There was a time when current President Donald Trump was hated by his conservative base. Way back when, in the days before Trump accepted the Republican nomination and people's views on him started to change mightily, many had real concerns about him. One of those people was Scott Pruitt, who's now leading Trump's Environmental Protection Agency
In a newly surfaced interview from 2016, Pruitt slammed the then-candidate, suggesting Trump was a threat to the Constitution and that he was a "bully" and "dangerous."
The comments came back to bite Pruitt as he was grilled during a Senate committee hearing on Tuesday morning.
Pruitt's remarks stemmed from an interview on Feb. 4, 2016, when Pruitt was a guest on "The Pat Campbell Show," The Washington Post reported. At the time, Pruitt was the attorney general of Oklahoma, as well as a policy adviser to Jeb Bush, who was contending for the GOP nomination.
"If Donald Trump is the nominee and eventually the president, he would take I think, unapologetic steps to use executive power to confront Congress in a way that is truly unconstitutional," Pruitt said. "I believe that Donald Trump in the White House will be more abusive to the constitution than Barack Obama and that’s saying a lot.
Asked if he was a Trump supporter, Pruitt said, "No."
He added, "I really believe he [Trump] would use a blunt instrument. This president [Barack Obama] at least tries to nuance his unlawfulness."
"Donald Trump has said many, many times they want . . . I’ll do this I’ll do that. And those things that he’s mentioned cannot be done," Pruitt added. "I think executive orders with Donald Trump would be a very blunt instrument with respect to the Constitution."
The interview was first posted online by the watchdog group Documented, described on its website as "a watchdog group that investigates how corporations manipulate public policy that harms our environment, communities, and democracy."
Pruitt had a hearing on Capitol Hill with the Senate Environment and Public Works Committee on Tuesday and was grilled on his previous comments by Sen. Sheldon Whitehouse, D-R.I.
Asked if he recalled the comments, Pruitt replied, "I don't." He added, "and I don't echo that today at all."
Trump's demand for loyalty has been well-known, and he has isolated those he has felt betrayed by, such as Attorney General Jeff Sessions. After Rex Tillerson reportedly called the president a moron last summer — which infuriated Trump — the secretary of state was on the outs, and his status in the administration has never fully recovered.

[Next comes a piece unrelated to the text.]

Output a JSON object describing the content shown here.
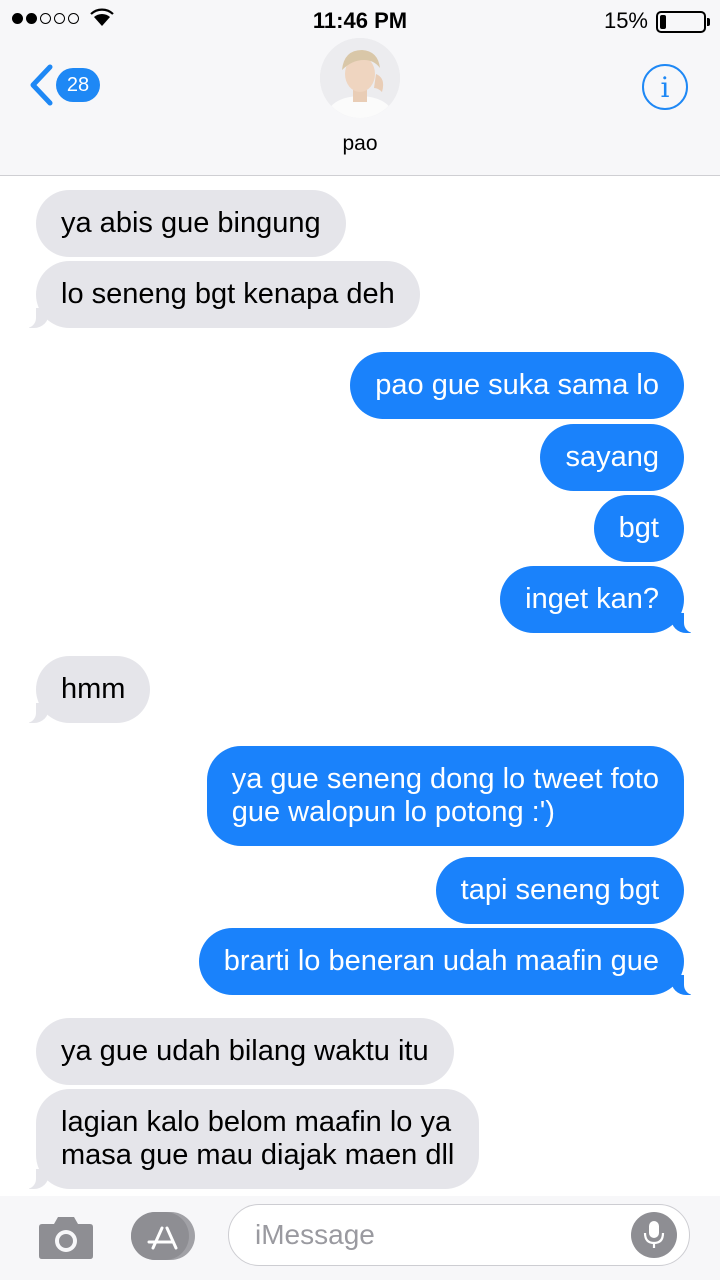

Then again, Pruitt's interview comments were a little under a year prior to Trump taking office, and he's vociferously championed the president's agenda since then. So maybe Trump will let bygones be bygones and attribute the remarks to the heat of the campaign battle.